= THE PROBLEM =
Copy, from the material below, each line that contains the word "badge".

= DATA =

################

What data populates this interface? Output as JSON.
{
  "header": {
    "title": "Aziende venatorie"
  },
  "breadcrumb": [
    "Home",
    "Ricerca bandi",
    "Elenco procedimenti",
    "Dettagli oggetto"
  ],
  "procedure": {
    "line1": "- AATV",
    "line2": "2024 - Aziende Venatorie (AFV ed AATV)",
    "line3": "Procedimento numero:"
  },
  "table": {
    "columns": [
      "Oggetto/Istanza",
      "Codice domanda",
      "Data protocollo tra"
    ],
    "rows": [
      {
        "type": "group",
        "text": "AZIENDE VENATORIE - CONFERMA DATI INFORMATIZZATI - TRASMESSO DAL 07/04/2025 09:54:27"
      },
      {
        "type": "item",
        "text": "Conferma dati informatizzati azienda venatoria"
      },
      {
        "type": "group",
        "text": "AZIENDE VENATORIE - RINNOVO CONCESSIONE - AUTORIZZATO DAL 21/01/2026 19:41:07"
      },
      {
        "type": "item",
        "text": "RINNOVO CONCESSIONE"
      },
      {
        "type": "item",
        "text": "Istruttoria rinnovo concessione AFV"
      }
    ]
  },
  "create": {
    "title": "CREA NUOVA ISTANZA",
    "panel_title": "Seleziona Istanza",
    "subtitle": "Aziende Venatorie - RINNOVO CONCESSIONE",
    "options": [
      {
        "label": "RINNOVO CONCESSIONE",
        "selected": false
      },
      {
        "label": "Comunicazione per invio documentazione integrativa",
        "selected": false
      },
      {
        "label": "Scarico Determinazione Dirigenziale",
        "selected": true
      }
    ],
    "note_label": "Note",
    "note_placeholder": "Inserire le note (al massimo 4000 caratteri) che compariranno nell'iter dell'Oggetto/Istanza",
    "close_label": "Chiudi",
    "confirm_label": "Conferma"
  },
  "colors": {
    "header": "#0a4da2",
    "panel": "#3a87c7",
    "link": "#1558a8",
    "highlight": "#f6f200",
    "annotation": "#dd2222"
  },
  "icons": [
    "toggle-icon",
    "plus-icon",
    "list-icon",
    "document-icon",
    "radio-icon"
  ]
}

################

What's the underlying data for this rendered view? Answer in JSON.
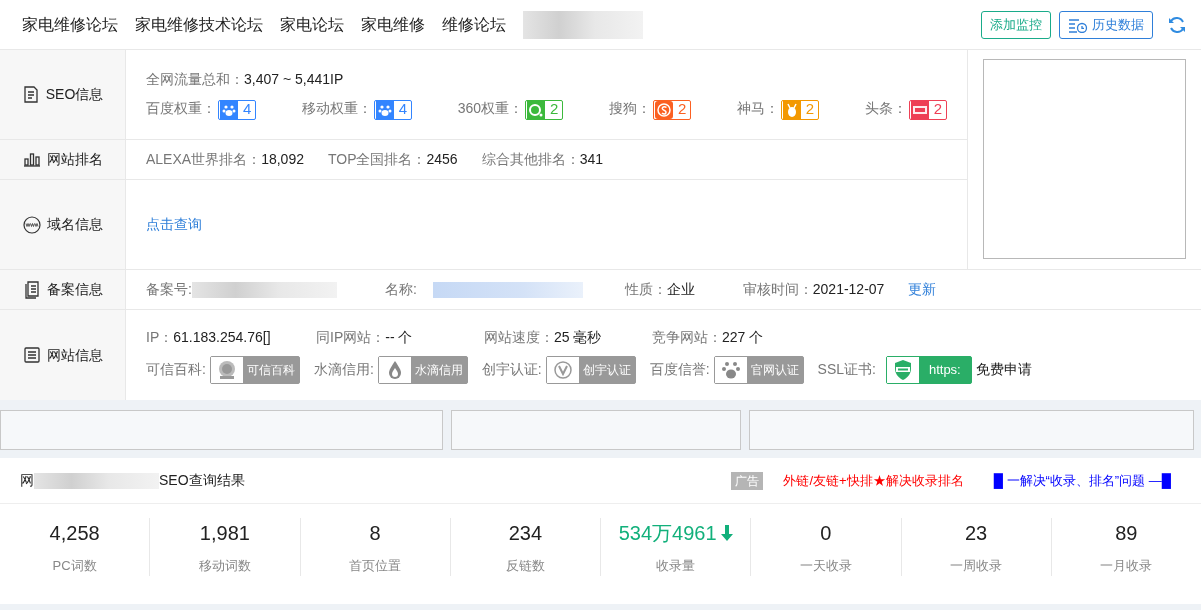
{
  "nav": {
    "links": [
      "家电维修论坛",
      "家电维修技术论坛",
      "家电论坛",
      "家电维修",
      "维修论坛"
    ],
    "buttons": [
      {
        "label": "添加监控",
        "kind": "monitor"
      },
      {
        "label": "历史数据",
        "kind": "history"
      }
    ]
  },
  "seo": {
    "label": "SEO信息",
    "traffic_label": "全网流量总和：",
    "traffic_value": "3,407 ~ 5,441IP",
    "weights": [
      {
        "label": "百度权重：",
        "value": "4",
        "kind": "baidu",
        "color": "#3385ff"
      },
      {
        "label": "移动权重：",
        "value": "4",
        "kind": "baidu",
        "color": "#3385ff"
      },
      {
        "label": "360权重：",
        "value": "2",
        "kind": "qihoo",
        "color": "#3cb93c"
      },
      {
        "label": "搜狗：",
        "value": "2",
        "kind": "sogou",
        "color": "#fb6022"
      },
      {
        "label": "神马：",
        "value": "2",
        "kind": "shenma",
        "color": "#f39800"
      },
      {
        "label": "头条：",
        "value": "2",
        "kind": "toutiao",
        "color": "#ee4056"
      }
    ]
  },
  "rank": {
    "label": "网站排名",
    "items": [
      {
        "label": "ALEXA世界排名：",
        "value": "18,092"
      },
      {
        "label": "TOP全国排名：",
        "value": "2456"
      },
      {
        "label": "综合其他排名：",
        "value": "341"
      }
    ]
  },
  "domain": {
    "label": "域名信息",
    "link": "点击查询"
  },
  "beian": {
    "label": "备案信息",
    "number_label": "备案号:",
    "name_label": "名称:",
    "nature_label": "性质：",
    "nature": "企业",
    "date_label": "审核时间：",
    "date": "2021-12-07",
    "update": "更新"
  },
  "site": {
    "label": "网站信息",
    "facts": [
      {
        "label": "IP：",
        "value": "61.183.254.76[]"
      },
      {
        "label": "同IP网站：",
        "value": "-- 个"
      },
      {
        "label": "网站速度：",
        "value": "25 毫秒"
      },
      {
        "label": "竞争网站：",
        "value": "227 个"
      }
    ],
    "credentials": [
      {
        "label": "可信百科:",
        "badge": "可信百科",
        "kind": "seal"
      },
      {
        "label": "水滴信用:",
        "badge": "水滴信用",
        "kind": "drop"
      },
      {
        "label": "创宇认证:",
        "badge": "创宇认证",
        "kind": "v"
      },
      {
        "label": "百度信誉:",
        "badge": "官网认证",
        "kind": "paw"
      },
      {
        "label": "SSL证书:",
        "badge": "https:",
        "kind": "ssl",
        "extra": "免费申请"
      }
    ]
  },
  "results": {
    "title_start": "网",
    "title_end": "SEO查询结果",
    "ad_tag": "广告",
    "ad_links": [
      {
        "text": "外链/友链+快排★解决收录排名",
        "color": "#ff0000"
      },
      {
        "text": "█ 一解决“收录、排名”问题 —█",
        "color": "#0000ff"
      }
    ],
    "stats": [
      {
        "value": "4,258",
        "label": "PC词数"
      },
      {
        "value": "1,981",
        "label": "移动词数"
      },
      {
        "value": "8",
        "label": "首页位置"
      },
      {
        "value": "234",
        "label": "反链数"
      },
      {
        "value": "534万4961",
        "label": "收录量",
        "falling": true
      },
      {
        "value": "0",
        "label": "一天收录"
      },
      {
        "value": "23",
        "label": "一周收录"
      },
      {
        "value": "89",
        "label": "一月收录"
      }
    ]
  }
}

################

= SOLUTION TO THIS TASK =
        "badge": "可信百科",
        "badge": "水滴信用",
        "badge": "创宇认证",
        "badge": "官网认证",
        "badge": "https:",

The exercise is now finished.